By 1791 the house and land had been sold to an Isaac Varian, whose grandson, Isaac L. Varian, became NYC mayor between 1839 and 1841. After changing hands several times the house became home to the Bronx County Historical Society in 1965. It was moved across the street from its original location the next year. It’s open to the public, featuring historic and archeological exhibitions. Call (718)-881-8900 or surf bronxhistoricalsociety.org for details.

Dyckman is a big name in upper Manhattan—bookkeeper Jan Dyckman arrived on these shores from Westphalia (then under Prussian control) in the late-17th century, married into the Nagle family and gradually controlled much of upper Manhattan Island. His descendants were prominent US patriots—the British burned down the original Dyckman homestead at what became Broadway and 204th St., and his great grandsons built this farmhouse that still stands today.

Street names in Inwood were named for early area settlers such as the Dyckman, Nagle, and Vermilyea families—acre for acre, there are more named streets in Inwood than numbered. Dyckman St. stands in for 200th St. (when the IND Subway was built in the 1930s, its Dyckman St. station on Broadway was given the number 200, but that’s the only place you’ll find 200th St. in Manhattan. And, there’s no 200th St. in the Bronx, either—it’s replaced by Bedford Park Blvd.).

The Dyckman Farmhouse has been here at Broadway and W. 204th St. since about 1785 and is Manhattan’s last remaining colonial farmhouse. It was built by William Dyckman, grandson of Jan Dyckman, who first arrived in the area from Holland in the 1600s, and wound up owning much of Manhattan Island. During the Revolutionary War the British held the original Jan Dyckman farmhouse; when they withdrew at the war’s end in 1783 they burned it down. The farmhouse was rebuilt the next year, and the front and back porches were added about 1825; the Dyckman family sold the house in the 1870s and it served a number of purposes, among them roadside lodging. The house was again threatened with demolition in 1915, but it was purchased by Dyckman descendants and appointed with period objects and heirlooms. It’s currently run by New York City Parks Department and the Historic House Trust as a museum. A copy of one of the occupying British soldiers' log huts, with a log roof, can be found at the back of the house.

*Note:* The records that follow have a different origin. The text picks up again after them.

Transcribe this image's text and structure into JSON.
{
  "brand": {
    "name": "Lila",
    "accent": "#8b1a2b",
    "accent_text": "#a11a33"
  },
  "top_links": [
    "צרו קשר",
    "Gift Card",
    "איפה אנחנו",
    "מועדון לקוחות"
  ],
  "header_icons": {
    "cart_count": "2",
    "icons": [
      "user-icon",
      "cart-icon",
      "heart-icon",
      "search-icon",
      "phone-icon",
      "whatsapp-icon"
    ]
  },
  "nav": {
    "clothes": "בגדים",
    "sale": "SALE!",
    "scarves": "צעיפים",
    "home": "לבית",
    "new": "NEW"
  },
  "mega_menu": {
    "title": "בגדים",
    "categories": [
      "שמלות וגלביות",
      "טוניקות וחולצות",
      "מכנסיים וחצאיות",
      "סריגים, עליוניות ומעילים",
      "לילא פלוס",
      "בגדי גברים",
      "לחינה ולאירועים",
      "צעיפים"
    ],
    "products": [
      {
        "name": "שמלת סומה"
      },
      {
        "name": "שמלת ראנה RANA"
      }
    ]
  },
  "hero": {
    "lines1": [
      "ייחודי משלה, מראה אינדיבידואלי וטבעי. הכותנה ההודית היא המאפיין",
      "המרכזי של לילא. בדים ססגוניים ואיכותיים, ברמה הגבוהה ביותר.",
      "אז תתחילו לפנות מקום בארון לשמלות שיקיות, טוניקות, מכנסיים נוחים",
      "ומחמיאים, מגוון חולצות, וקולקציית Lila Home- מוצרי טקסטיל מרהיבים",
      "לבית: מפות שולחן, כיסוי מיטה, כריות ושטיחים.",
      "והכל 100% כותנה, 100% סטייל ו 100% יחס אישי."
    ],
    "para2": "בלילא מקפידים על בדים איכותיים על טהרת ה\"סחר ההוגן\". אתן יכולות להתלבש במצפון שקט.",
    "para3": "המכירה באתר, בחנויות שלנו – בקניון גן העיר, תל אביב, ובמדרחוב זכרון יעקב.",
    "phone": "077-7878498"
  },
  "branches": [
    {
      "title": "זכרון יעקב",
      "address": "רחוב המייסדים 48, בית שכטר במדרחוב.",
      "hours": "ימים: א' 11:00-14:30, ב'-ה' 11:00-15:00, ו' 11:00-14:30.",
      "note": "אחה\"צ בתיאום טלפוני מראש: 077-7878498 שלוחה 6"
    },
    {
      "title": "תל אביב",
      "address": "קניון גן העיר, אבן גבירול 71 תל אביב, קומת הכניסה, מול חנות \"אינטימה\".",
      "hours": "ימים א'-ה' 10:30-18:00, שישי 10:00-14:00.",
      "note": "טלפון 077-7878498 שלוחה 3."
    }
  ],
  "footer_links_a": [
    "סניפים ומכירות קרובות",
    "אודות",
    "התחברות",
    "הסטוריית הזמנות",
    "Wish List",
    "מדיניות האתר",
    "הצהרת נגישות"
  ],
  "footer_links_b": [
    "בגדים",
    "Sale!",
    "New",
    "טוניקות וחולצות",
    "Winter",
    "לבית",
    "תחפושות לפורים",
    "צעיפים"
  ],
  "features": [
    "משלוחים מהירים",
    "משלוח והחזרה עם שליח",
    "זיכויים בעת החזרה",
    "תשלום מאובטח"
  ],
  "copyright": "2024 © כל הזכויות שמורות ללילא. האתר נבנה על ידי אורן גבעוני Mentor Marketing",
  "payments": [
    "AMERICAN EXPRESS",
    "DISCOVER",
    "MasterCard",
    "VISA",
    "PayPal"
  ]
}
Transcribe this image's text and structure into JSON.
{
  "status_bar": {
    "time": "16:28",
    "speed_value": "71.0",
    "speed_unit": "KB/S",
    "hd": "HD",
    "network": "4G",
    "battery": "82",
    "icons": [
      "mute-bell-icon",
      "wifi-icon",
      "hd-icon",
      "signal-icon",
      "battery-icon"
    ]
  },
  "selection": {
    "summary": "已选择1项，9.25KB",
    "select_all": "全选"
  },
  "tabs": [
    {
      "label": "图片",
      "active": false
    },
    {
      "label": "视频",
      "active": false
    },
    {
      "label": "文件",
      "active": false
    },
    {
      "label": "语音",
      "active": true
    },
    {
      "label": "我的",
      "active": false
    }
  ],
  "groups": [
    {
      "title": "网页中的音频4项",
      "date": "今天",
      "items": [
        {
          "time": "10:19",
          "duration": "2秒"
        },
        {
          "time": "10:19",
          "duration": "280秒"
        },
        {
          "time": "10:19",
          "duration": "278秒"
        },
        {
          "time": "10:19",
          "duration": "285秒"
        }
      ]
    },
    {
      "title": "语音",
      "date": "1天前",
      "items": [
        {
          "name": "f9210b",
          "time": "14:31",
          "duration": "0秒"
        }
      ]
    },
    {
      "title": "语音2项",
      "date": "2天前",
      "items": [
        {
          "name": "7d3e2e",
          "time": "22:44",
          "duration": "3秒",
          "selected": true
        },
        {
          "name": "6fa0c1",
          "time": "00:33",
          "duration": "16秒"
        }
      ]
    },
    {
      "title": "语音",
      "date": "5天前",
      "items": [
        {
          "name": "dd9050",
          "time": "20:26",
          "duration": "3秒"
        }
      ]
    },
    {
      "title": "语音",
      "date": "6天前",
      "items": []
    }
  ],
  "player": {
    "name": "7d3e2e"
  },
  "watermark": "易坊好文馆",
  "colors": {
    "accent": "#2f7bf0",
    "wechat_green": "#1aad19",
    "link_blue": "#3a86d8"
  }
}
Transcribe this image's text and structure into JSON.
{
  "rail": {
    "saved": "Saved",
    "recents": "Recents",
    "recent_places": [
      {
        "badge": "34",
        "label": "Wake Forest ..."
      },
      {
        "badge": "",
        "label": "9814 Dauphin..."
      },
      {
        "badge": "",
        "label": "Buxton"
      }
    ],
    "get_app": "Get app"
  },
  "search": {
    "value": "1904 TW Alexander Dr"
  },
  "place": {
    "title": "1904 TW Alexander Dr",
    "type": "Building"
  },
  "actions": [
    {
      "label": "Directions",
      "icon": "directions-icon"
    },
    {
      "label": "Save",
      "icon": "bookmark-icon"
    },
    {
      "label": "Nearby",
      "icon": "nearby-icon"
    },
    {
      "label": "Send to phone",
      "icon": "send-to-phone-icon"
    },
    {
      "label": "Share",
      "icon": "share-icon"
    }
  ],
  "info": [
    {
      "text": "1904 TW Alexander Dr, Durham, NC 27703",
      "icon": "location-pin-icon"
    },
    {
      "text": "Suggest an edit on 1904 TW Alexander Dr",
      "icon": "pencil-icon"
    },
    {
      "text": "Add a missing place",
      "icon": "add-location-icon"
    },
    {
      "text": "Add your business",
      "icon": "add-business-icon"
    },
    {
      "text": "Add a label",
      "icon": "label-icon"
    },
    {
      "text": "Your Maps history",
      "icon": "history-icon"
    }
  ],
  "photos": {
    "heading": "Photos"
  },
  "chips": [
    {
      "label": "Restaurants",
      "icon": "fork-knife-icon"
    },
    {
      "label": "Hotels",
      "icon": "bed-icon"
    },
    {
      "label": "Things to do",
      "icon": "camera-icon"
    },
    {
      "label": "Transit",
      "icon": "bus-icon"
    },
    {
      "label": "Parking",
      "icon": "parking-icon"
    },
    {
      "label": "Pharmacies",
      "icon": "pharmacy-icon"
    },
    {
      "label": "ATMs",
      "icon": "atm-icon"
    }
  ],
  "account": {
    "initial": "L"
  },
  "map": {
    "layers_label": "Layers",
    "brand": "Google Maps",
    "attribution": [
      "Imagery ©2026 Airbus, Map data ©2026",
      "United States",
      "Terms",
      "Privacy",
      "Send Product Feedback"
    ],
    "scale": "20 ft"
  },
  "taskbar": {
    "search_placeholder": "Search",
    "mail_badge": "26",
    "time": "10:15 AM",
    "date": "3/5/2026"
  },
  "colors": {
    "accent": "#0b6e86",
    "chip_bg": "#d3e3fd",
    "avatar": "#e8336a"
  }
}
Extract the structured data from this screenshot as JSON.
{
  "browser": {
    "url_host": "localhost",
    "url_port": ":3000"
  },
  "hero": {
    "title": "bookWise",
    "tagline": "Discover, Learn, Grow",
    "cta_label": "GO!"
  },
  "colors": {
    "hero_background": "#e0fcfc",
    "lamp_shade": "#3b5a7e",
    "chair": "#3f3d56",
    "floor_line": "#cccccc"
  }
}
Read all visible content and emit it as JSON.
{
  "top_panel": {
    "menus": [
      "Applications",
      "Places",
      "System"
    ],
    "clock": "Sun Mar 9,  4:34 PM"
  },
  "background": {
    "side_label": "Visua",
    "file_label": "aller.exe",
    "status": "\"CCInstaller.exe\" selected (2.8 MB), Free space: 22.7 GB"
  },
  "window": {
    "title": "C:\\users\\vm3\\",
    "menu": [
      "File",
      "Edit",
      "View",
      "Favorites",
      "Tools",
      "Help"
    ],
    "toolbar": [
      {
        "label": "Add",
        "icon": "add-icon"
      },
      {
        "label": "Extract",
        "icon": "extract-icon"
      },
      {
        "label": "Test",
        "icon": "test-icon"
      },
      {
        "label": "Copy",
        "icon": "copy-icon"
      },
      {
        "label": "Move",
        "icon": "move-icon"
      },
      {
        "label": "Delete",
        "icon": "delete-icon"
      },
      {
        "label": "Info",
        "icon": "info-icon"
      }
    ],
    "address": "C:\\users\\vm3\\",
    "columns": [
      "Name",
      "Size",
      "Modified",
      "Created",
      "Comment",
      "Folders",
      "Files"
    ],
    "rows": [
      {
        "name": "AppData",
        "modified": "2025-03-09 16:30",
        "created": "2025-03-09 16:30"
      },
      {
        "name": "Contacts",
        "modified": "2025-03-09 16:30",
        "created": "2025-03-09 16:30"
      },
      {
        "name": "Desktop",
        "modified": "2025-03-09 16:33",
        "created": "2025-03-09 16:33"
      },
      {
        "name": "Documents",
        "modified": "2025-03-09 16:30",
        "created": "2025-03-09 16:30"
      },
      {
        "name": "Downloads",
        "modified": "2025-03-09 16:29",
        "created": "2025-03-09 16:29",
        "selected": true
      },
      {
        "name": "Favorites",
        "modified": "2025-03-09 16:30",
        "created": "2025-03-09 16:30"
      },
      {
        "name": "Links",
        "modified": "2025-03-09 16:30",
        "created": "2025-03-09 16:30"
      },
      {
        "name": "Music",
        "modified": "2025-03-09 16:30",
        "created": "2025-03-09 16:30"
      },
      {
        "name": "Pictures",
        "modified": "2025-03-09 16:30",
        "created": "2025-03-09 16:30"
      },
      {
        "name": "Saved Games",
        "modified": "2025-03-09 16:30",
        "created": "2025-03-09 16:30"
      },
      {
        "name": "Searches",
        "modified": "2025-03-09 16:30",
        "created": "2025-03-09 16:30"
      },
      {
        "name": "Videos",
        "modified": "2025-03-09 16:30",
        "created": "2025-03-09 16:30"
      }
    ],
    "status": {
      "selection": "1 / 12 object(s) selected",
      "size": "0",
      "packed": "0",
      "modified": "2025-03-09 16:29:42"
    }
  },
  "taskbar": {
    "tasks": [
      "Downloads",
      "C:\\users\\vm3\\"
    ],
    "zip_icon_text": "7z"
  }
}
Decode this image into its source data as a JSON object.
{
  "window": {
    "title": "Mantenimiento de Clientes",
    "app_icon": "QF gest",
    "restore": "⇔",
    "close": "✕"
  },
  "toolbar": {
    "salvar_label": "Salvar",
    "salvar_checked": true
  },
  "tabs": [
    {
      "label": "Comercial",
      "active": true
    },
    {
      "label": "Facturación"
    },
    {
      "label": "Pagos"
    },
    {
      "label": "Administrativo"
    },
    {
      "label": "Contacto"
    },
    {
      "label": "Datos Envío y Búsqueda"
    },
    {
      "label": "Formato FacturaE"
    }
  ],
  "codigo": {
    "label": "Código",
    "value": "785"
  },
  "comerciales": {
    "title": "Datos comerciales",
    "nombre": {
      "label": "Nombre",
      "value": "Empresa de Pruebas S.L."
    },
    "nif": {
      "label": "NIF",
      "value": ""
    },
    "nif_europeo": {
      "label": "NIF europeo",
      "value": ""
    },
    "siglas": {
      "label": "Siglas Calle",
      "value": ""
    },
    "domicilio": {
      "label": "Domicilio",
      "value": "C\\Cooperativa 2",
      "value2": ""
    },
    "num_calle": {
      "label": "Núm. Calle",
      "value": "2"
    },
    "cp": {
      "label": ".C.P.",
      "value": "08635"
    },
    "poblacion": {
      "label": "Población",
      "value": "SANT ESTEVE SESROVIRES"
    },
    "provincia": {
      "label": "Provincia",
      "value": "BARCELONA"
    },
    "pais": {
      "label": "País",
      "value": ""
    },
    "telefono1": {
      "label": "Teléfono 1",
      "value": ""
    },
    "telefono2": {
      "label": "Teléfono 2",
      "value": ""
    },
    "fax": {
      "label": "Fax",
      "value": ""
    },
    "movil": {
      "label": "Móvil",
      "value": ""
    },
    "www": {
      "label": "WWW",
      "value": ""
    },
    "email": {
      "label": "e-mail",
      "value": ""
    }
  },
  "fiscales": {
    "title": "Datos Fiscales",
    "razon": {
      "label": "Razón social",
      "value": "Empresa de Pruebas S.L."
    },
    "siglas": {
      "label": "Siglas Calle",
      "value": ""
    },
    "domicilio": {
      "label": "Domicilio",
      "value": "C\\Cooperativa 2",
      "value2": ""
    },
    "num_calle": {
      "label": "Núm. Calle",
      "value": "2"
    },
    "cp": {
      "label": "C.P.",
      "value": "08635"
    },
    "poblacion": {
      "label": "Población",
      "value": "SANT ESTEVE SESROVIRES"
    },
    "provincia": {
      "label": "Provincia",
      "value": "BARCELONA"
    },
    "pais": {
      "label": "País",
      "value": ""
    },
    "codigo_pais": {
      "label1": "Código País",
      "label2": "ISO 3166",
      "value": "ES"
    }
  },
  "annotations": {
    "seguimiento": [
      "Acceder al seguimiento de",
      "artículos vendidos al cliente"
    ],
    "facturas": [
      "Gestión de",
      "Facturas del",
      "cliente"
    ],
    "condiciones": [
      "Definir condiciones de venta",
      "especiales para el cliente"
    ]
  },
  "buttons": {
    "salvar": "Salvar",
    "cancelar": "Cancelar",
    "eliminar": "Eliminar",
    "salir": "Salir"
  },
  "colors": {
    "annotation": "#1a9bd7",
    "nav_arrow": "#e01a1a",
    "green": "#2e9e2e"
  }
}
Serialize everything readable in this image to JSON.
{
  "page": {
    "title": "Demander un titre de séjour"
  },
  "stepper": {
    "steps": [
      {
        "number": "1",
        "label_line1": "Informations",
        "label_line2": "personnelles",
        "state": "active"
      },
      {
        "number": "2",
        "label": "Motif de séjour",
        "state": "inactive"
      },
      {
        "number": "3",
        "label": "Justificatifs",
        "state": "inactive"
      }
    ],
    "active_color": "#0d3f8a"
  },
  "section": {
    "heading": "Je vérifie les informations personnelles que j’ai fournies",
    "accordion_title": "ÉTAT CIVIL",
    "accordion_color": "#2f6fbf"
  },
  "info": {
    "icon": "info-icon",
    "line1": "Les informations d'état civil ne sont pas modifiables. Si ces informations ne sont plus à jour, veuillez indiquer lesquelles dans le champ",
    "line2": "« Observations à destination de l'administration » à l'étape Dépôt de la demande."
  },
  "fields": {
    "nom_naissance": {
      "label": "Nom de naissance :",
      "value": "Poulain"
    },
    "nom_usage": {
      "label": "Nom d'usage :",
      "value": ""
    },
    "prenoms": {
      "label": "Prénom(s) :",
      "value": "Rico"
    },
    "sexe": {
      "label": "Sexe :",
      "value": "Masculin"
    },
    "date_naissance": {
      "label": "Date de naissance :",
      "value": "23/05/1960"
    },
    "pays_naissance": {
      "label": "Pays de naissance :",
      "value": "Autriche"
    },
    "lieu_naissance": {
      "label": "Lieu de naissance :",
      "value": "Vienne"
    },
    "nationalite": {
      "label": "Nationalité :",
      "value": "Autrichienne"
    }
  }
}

Nestled comfortably in Dongan Hills, Staten Island, alongside towering Todt Hill, NYC’s highest point, is one of the oldest buildings in NYC. The landmarked Stillwell-Perine House at Richmond Rd. and Cromwell Ave. was originally begun in 1679 and has additions from 1730, 1750 and 1830, making it one of the oldest homes not only in the city, but in New York State. (The Pieter Claesen Wyckoff House in East Flatbush, begun in 1652, is the oldest in the state.)

According to the Landmarks Preservation Commission, “The house was constructed by Captain Thomas Stillwell, a prominent and active Staten Island citizen, who died in 1704. A patent for the property was granted to Stillwell by Edmund Andros, the Governor of the New York Province, on September 29, 1677. Stillwell’s son-in-law, Nicholas Britton, succeeded him and added the 1700-1713 section. Britton, like Captain Stillwell, was a leading Staten Island citizen, as were the members of the Perine Family who were the next occupants and owners of the house.”

The house is currently owned by the Staten Island Historical Society.

For more reading: The story and documentary history of the Perine House : Dongan Hills, Staten Island, headquarters of the Staten Island Antiquarian Society (1915) 

—Kevin Walsh is the webmaster of the award-winning website Forgotten NY, and the author of the books Forgotten New York (HarperCollins, 2006) and also, with the Greater Astoria Historical Society, Forgotten Queens (Arcadia, 2013)


Register or Login to leave a comment